Carbon Monoxide Leak Sends 40 to the Hospital

On Monday, a carbon monoxide leak forced the evacuation at an elementary school in remote Utah. The leak sent over 40 staff and students to different medical facilities in both Colorado and Utah. Two adults remained hospitalized overnight said officials.

Rick Bailey a spokesperson for San Juan County announced that three people had to be flown into hospitals in Colorado from the small town of Montezuma Creek located on a Navajo Reservation nearly 15 miles west of the border with Colorado.

The spokesperson said a female teacher had been moved from a hospital in Colorado to a facility in Salt Lake City. It was the closest facility that had hyperbaric chambers, which are needed to treat severe cases of poisoning from carbon monoxide.

Another staff member, who was also female, was flown into Durango, Colorado and was still there, said officials. A third grade teacher was also airlifted to Cortez hospital but she was released a short time later.

Thirty-three students and other staff members had to be taken in ambulances to different medical facilities in both Monticello and Blanding, Utah. Another eight people either rode with someone or drove themselves to a treatment center, said officials.

The leak took place at 8 a.m., as students and staff were arriving, but prior to classes starting. All 280 people thought to be inside had to be evacuated.
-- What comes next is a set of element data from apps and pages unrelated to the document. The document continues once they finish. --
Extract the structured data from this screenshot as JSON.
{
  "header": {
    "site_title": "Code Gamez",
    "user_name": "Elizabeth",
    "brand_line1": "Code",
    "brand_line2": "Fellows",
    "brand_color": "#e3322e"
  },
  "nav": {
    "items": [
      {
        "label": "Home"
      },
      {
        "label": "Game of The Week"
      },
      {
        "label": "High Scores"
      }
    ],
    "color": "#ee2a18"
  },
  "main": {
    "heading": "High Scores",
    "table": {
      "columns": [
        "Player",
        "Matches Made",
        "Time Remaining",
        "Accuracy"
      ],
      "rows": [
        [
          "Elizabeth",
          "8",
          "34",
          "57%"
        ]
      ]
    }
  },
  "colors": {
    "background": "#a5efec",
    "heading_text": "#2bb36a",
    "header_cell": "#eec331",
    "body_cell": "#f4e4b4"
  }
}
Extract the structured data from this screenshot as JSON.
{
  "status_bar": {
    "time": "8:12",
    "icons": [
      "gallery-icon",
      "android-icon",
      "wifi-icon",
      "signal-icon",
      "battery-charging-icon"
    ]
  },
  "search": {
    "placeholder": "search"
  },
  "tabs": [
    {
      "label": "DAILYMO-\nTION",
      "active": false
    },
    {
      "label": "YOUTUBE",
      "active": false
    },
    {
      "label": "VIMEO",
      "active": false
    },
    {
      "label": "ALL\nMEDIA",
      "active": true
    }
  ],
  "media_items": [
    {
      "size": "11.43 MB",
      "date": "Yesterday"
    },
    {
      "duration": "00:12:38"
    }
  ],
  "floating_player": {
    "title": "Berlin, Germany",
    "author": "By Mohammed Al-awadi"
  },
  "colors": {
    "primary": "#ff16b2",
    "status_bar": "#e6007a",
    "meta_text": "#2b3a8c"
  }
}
A medical worker broke a leg when attempting to jump for a wall. No further information at the time was available about that incident.

The school did not reopen Monday, but officials said it would be open again on Tuesday. The leak is thought to have been caused by one of the school’s hot water heaters that had a ventilation system that was blocked, said school officials.

The school is not outfitted with detectors for carbon monoxide, said the Superintendent of the school district. When emergency calls were received, over 10 ambulances responded as well as fire crews and multiple police vehicles.

The school has 200 students and officials said more would have become sick if the response time to evacuate had not been so fast.